United States of America, Plaintiff-appellee, v. Ward David Coble, Defendant-appellant, 954 F.2d 727 (9th Cir. 1992)Annotate this Case
Before HUG, NOONAN and DAVID R. THOMPSON, Circuit Judges.
The primary issue in this case is the admissibility of firearm evidence discovered during a protective sweep pursuant to the execution of a valid search warrant. The appellant also challenges the district court's decision to allow testimony to be read to the jury during deliberations and the prosecutor's decision to prosecute in federal court rather than state court.
The district court had jurisdiction under 18 U.S.C. § 3231. We have jurisdiction to review this timely appeal under 28 U.S.C. § 1291.
The firearm evidence was admissible under the plain view doctrine. While making an in-home arrest pursuant to a valid arrest warrant, the police are permitted to make a limited protective sweep to ensure their safety if specific articulable facts are the basis for a reasonable belief that the area swept harbors an individual posing a danger to the officers or others. Maryland v. Buie, 494 U.S. 325, 327 (1990). The police may, without probable cause or reasonable suspicion, look in closets and other spaces from which an attack could immediately be launched. Id. at 334. Such searches are permitted while executing a valid search warrant as well as an arrest warrant. In the instant case, the initial entry into Coble's house was justified by the valid search warrant. The police did have specific articulable facts to support a reasonable belief that the area searched harbored a dangerous individual. Based on the officers' testimony that, in the past, they had found persons hiding in insulation and under couch cushions, we find that searching between the mattress and boxsprings falls within the appropriate scope of the sweep. The firearm evidence was admissible under the plain view doctrine. See id. at 330; Arizona v. Hicks, 480 U.S. 321, 326 (1987).

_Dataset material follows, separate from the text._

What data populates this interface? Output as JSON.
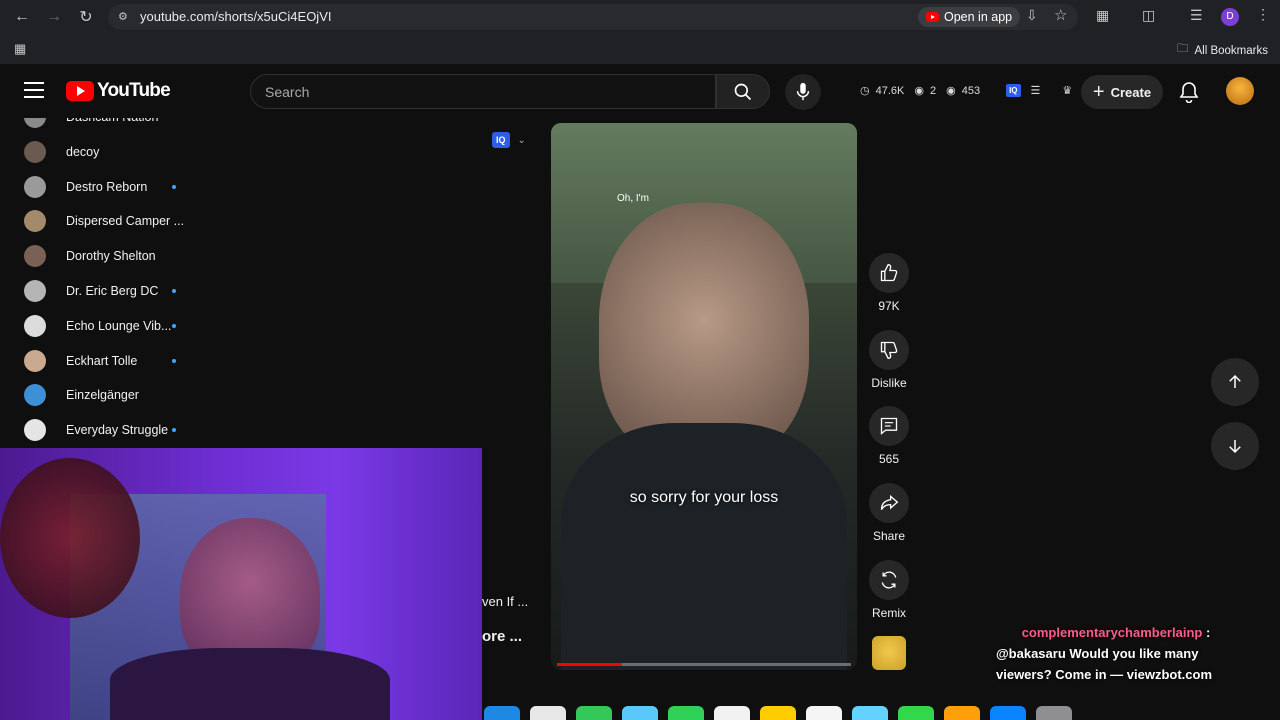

The district court judge did not abuse his discretion when he allowed the entire testimony of Detective Losh to be read to the jury in open court upon the jury's request. The jury was properly cautioned against giving undue emphasis to the testimony. See United States v. Portac, Inc., 869 F.2d 1288, 1295 (9th Cir.), cert. denied, 111 S. Ct. 129 (1990). We find no error.
Because Coble did not raise at trial his claim that his right to procedural due process was violated when the firearm charge was referred to federal authorities for prosecution, we review only for plain error. A state prosecution does not bar a subsequent federal prosecution of the same defendant for the same acts. United States v. Wheeler, 435 U.S. 313, 317 (1978); Abbate v. United States, 359 U.S. 187, 194-95 (1959). Due process is not violated by the decision to prosecute a defendant under a federal statute, absent a showing that the decision was based upon an improper prosecutorial motive. See United States v. Goodwin, 457 U.S. 368, 380-81 (1982); Bordenkircher v. Hayes, 434 U.S. 357, 364 (1978). Coble violated a federal statute. His due process rights were not violated by the decision to prosecute him under that statute.
The judgment of the district court is AFFIRMED.